86. Zhao N, Guo Y, Zhang M, Lin L, Zheng Z. Akt-mTOR signaling is involved in Notch-1-mediated glioma cell survival and proliferation. Oncol Rep 2010;23:1443-7.PubMed
87. Sun Q, Wang R, Wang Y, Luo J, Wang P, Cheng B. Notch1 is a potential therapeutic target for the treatment of human hepatitis B virus X protein-associated hepatocellular carcinoma. Oncol Rep 2014;31:933-9.DOIPubMed
88. Wang F, Xia X, Wang J, Sun Q, Luo J, Cheng B. Notch1 signaling contributes to the oncogenic effect of HBx on human hepatic cells. Biotechnol Lett 2013;35:29-37.DOIPubMed

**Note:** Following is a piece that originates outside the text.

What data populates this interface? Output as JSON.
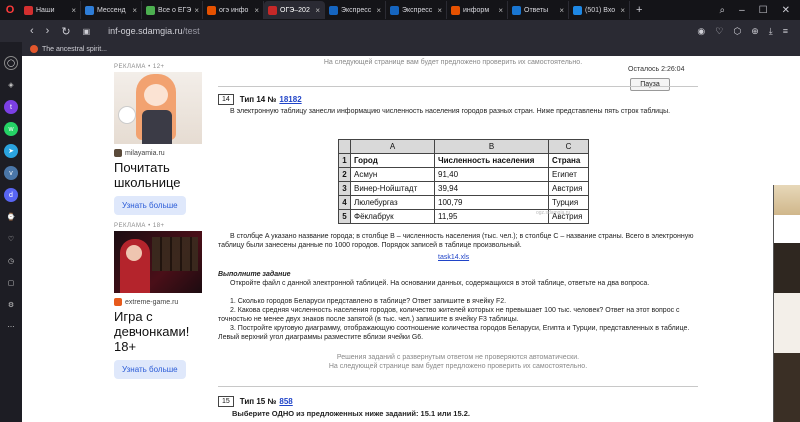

89. Gramantieri L, Fornari F, Callegari E, Sabbioni S, Lanza G, Croce CM, Bolondi L, Negrini M. MicroRNA involvement in hepatocellular carcinoma. J Cell Mol Med 2008;12:2189-204.DOIPubMedPMC
90. Lujambio A, Lowe SW. The microcosmos of cancer. Nature 2012;482:347-55.DOIPubMedPMC
91. Xu Y, Xia F, Ma L, Shan J, Shen J, Yang Z, Liu J, Cui Y, Bian X, Bie P, Qian C. MicroRNA-122 sensitizes HCC cancer cells to adriamycin and vincristine through modulating expression of MDR and inducing cell cycle arrest. Cancer Lett 2011;310:160-9.DOI
92. Bai S, Nasser MW, Wang B, Hsu SH, Datta J, Kutay H, Yadav A, Nuovo G, Kumar P, Ghoshal K. MicroRNA-122 inhibits tumorigenic properties of hepatocellular carcinoma cells and sensitizes these cells to sorafenib. J Biol Chem 2009;284:32015-27.DOIPubMedPMC
93. Wang Y, Lee AT, Ma JZ, Wang J, Ren J, Yang Y, Tantoso E, Li KB, Ooi LL, Tan P, Lee CG. Profiling microRNA expression in hepatocellular carcinoma reveals microRNA-224 up-regulation and apoptosis inhibitor-5 as a microRNA-224-specific target. J Biol Chem 2008;283:13205-15.DOIPubMed
94. Gyöngyösi B B, Végh E, Járay B, Székely E, Fassan M, Bodoky G, Schaff Z, Kiss A. Pretreatment MicroRNA Level and Outcome in Sorafenib-treated Hepatocellular Carcinoma. J Histochem Cytochem 2014;62:547-55.DOIPubMed